Aliza Sherman is not easily intimidated. In the mid-nineties, she faced down a group of gun-wielding kidnappers, dove headlong into the relatively unexplored world of HTML and web design, and, without start-up capital, single-handedly overcame the odds to create one of the first online communities for women—Cybergrrl. That last feat was no small one, given the fact that, as Sherman puts it, "no one believed that women would ever go online." Debuting in 1995, Cybergrrl quickly grew to include Webgrrls, a real-world networking community for women with over 100 chapters worldwide, and Femina, a searchable database of online information concerning women.
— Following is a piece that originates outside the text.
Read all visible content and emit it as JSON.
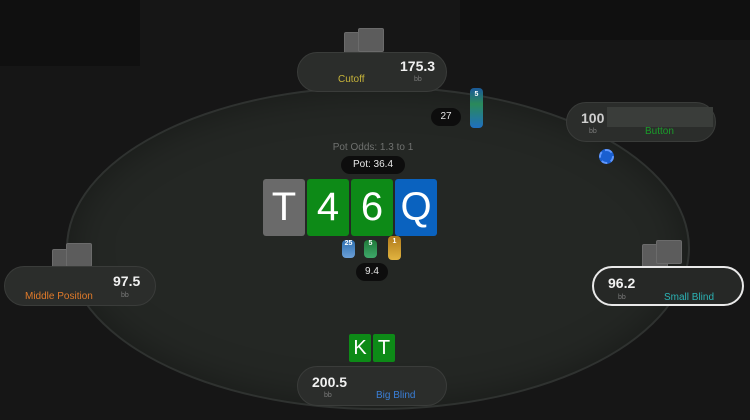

Fast forward to 2000. Although Sherman contends that five years in Internet time is roughly 50 years in real time, she believes that many of the challenges involved in creating online products for a niche market have remained the same. On April 26, at a lecture sponsored by the Wharton Diversity Task Force and Wharton Women in Business, Sherman discussed her latest adventure in cyberspace: Co-founding eViva, a bilingual web site for Hispanic women professionals. "It’s a different year, but it’s the same question all over again," Sherman says. "People keep asking, ‘Why build a web site for Hispanic women?’"

For several reasons, replies Sherman. First, however, is the ability to provide a needed service for a specific community. When finding a niche, merely locating a "good market" for a product is not enough, in Sherman’s opinion. "You need to add value to that community, and then you can enlist the community to help you build the right thing," she says. That is something Sherman learned while growing her business at Cybergrrl—something she has taken with her and that will define the way eViva does its business.

When Sherman began developing web sites, for example, she felt that there must be other women like herself online, but she had no market data to prove it. To avoid discrimination in the then-male-dominated tech world, she called her business "CG Internet Media," instead of Cybergrrl, mainly using the Cybergrrl web site as a "calling card" for her web design capabilities. Eventually the site took off, offering women access to job and lifestyle information that pertained specifically to them. Webgrrls followed, and Femina (the women’s database) was created by Sherman after she entered "women" into Yahoo’s search engine and came up with a listing of X-rated sites.

Still, the battle to prove to others—sponsors, mainly—that her market existed continued. When she approached Lifetime Television about a possible partnership, for instance, they responded that they didn’t do Internet programming because "no women were on the net." Many of the male investors she approached had the same hesitation. Sponsors finally came around when larger, investor-backed women-oriented sites, such as i-Village,, and Oxygen were launched, but by that point the major capital for women’s sites was largely used up.

In November last year, Sherman decided to leave Cybergrrl with what she had learned about starting an Internet business to begin a new project. She and a new business partner first thought they could offer a more global network for professional women. Remembering the lessons she had learned about the power of tapping into underrepresented populations from her days at Cybergrrl, Sherman refined the focus to domestic Spanish-speaking professional women—for whom at present there is virtually no representation on the web. Whereas only 50% of professional Latinas have computers at home, the majority do have web access at work, Sherman says. Citing a statistic that Hispanic women in this country are starting craft and service businesses at four times the rate of other populations, she explained that the site will enable Latina entrepreneurs to create their own web sites to promote their products within the Hispanic community. She also made reference to the fact that a great deal of market research exists on what types of products the Hispanic female population is buying, as well as to the tremendous buying power women have in Hispanic households.

Despite this information, Sherman concedes, sponsors will be skeptical until the idea is proven successful. But that doesn’t faze her. If anything, her experience with Cybergrrl has taught her believe in her vision. In fact, she says, relying too heavily on advertisers and sponsors is the wrong way to build a community-oriented online business. "You must provide a needed service, and utilize the grass-roots nature of the Internet to spread the word," she states. "The best way to get people online and build a brand is through off-line word-of-mouth."

Learning how to serve a population was initially difficult, Sherman admits, because she had a tendency to want to do everything herself, instead of focusing on what was most needed by her customers or what her company could do best. Technology was a "drain" at Cybergrrl, she says, because it was not the company’s core competency. "Know what you do well," she advises, "and outsource the rest."

"We intend to outsource as much as possible at eViva," she adds. "We’re going to be smart, fast and lean." And certainly fearless, as well. Cybergrrl is back.